■ **Provided information**:
═══
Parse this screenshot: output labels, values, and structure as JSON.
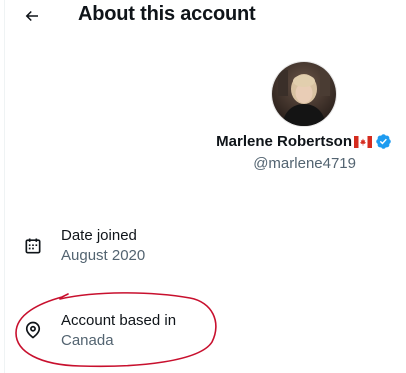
{
  "header": {
    "title": "About this account",
    "back_icon": "arrow-left-icon"
  },
  "profile": {
    "display_name": "Marlene Robertson",
    "flag_icon": "canada-flag-icon",
    "verified_icon": "verified-badge-icon",
    "handle": "@marlene4719"
  },
  "details": [
    {
      "icon": "calendar-icon",
      "label": "Date joined",
      "value": "August 2020"
    },
    {
      "icon": "location-pin-icon",
      "label": "Account based in",
      "value": "Canada"
    }
  ],
  "colors": {
    "text_primary": "#0f1419",
    "text_secondary": "#536471",
    "verified_blue": "#1d9bf0",
    "annotation_red": "#c8102e"
  }
}
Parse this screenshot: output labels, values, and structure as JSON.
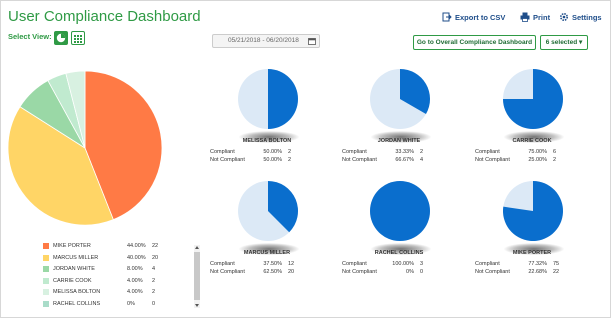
{
  "header": {
    "title": "User Compliance Dashboard",
    "export_label": "Export to CSV",
    "print_label": "Print",
    "settings_label": "Settings"
  },
  "toolbar": {
    "select_view_label": "Select View:",
    "date_range": "05/21/2018 - 06/20/2018",
    "overall_button": "Go to Overall Compliance Dashboard",
    "selected_dropdown": "6 selected ▾"
  },
  "colors": {
    "accent_green": "#2f9a45",
    "compliant_blue": "#0a6ecd",
    "not_compliant_light": "#dce9f6"
  },
  "main_pie": {
    "slices": [
      {
        "name": "MIKE PORTER",
        "percent": "44.00%",
        "count": "22",
        "value": 44,
        "color": "#ff7a45"
      },
      {
        "name": "MARCUS MILLER",
        "percent": "40.00%",
        "count": "20",
        "value": 40,
        "color": "#ffd566"
      },
      {
        "name": "JORDAN WHITE",
        "percent": "8.00%",
        "count": "4",
        "value": 8,
        "color": "#9ad8a6"
      },
      {
        "name": "CARRIE COOK",
        "percent": "4.00%",
        "count": "2",
        "value": 4,
        "color": "#c0eacf"
      },
      {
        "name": "MELISSA BOLTON",
        "percent": "4.00%",
        "count": "2",
        "value": 4,
        "color": "#d8f1e1"
      },
      {
        "name": "RACHEL COLLINS",
        "percent": "0%",
        "count": "0",
        "value": 0,
        "color": "#a9dcc9"
      }
    ]
  },
  "users": [
    {
      "name": "MELISSA BOLTON",
      "compliant_pct": "50.00%",
      "compliant_cnt": "2",
      "not_pct": "50.00%",
      "not_cnt": "2",
      "compliant_fraction": 0.5
    },
    {
      "name": "JORDAN WHITE",
      "compliant_pct": "33.33%",
      "compliant_cnt": "2",
      "not_pct": "66.67%",
      "not_cnt": "4",
      "compliant_fraction": 0.3333
    },
    {
      "name": "CARRIE COOK",
      "compliant_pct": "75.00%",
      "compliant_cnt": "6",
      "not_pct": "25.00%",
      "not_cnt": "2",
      "compliant_fraction": 0.75
    },
    {
      "name": "MARCUS MILLER",
      "compliant_pct": "37.50%",
      "compliant_cnt": "12",
      "not_pct": "62.50%",
      "not_cnt": "20",
      "compliant_fraction": 0.375
    },
    {
      "name": "RACHEL COLLINS",
      "compliant_pct": "100.00%",
      "compliant_cnt": "3",
      "not_pct": "0%",
      "not_cnt": "0",
      "compliant_fraction": 1.0
    },
    {
      "name": "MIKE PORTER",
      "compliant_pct": "77.32%",
      "compliant_cnt": "75",
      "not_pct": "22.68%",
      "not_cnt": "22",
      "compliant_fraction": 0.7732
    }
  ],
  "labels": {
    "compliant": "Compliant",
    "not_compliant": "Not Compliant"
  }
}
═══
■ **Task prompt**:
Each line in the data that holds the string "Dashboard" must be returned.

■ **Answer section**:
    "title": "User Compliance Dashboard",
    "overall_button": "Go to Overall Compliance Dashboard",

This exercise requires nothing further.